[App and web page records]
════════════════
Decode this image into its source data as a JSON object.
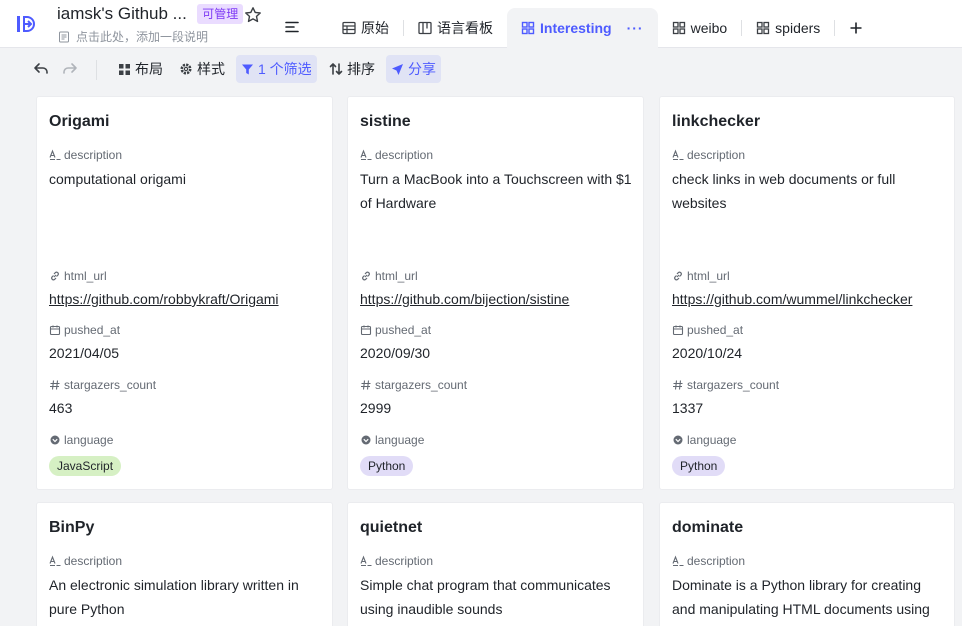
{
  "header": {
    "base_title": "iamsk's Github ...",
    "permission_badge": "可管理",
    "description_placeholder": "点击此处，添加一段说明",
    "tabs": [
      {
        "label": "原始",
        "icon": "grid-table-icon",
        "active": false
      },
      {
        "label": "语言看板",
        "icon": "kanban-icon",
        "active": false
      },
      {
        "label": "Interesting",
        "icon": "gallery-icon",
        "active": true,
        "more": "···"
      },
      {
        "label": "weibo",
        "icon": "gallery-icon",
        "active": false
      },
      {
        "label": "spiders",
        "icon": "gallery-icon",
        "active": false
      }
    ],
    "add_tab_label": "+"
  },
  "toolbar": {
    "layout": "布局",
    "style": "样式",
    "filter": "1 个筛选",
    "sort": "排序",
    "share": "分享"
  },
  "field_labels": {
    "description": "description",
    "html_url": "html_url",
    "pushed_at": "pushed_at",
    "stargazers_count": "stargazers_count",
    "language": "language"
  },
  "cards": [
    {
      "title": "Origami",
      "description": "computational origami",
      "html_url": "https://github.com/robbykraft/Origami",
      "pushed_at": "2021/04/05",
      "stargazers_count": "463",
      "language": "JavaScript"
    },
    {
      "title": "sistine",
      "description": "Turn a MacBook into a Touchscreen with $1 of Hardware",
      "html_url": "https://github.com/bijection/sistine",
      "pushed_at": "2020/09/30",
      "stargazers_count": "2999",
      "language": "Python"
    },
    {
      "title": "linkchecker",
      "description": "check links in web documents or full websites",
      "html_url": "https://github.com/wummel/linkchecker",
      "pushed_at": "2020/10/24",
      "stargazers_count": "1337",
      "language": "Python"
    },
    {
      "title": "BinPy",
      "description": "An electronic simulation library written in pure Python"
    },
    {
      "title": "quietnet",
      "description": "Simple chat program that communicates using inaudible sounds"
    },
    {
      "title": "dominate",
      "description": "Dominate is a Python library for creating and manipulating HTML documents using"
    }
  ],
  "colors": {
    "accent": "#4e5bff",
    "badge_bg": "#eadcff",
    "javascript_tag": "#d6f0c4",
    "python_tag": "#e1dcf7"
  }
}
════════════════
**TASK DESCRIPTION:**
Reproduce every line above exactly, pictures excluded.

**SOLUTION BELOW:**
Decode this image into its source data as a JSON object.
{
  "header": {
    "base_title": "iamsk's Github ...",
    "permission_badge": "可管理",
    "description_placeholder": "点击此处，添加一段说明",
    "tabs": [
      {
        "label": "原始",
        "icon": "grid-table-icon",
        "active": false
      },
      {
        "label": "语言看板",
        "icon": "kanban-icon",
        "active": false
      },
      {
        "label": "Interesting",
        "icon": "gallery-icon",
        "active": true,
        "more": "···"
      },
      {
        "label": "weibo",
        "icon": "gallery-icon",
        "active": false
      },
      {
        "label": "spiders",
        "icon": "gallery-icon",
        "active": false
      }
    ],
    "add_tab_label": "+"
  },
  "toolbar": {
    "layout": "布局",
    "style": "样式",
    "filter": "1 个筛选",
    "sort": "排序",
    "share": "分享"
  },
  "field_labels": {
    "description": "description",
    "html_url": "html_url",
    "pushed_at": "pushed_at",
    "stargazers_count": "stargazers_count",
    "language": "language"
  },
  "cards": [
    {
      "title": "Origami",
      "description": "computational origami",
      "html_url": "https://github.com/robbykraft/Origami",
      "pushed_at": "2021/04/05",
      "stargazers_count": "463",
      "language": "JavaScript"
    },
    {
      "title": "sistine",
      "description": "Turn a MacBook into a Touchscreen with $1 of Hardware",
      "html_url": "https://github.com/bijection/sistine",
      "pushed_at": "2020/09/30",
      "stargazers_count": "2999",
      "language": "Python"
    },
    {
      "title": "linkchecker",
      "description": "check links in web documents or full websites",
      "html_url": "https://github.com/wummel/linkchecker",
      "pushed_at": "2020/10/24",
      "stargazers_count": "1337",
      "language": "Python"
    },
    {
      "title": "BinPy",
      "description": "An electronic simulation library written in pure Python"
    },
    {
      "title": "quietnet",
      "description": "Simple chat program that communicates using inaudible sounds"
    },
    {
      "title": "dominate",
      "description": "Dominate is a Python library for creating and manipulating HTML documents using"
    }
  ],
  "colors": {
    "accent": "#4e5bff",
    "badge_bg": "#eadcff",
    "javascript_tag": "#d6f0c4",
    "python_tag": "#e1dcf7"
  }
}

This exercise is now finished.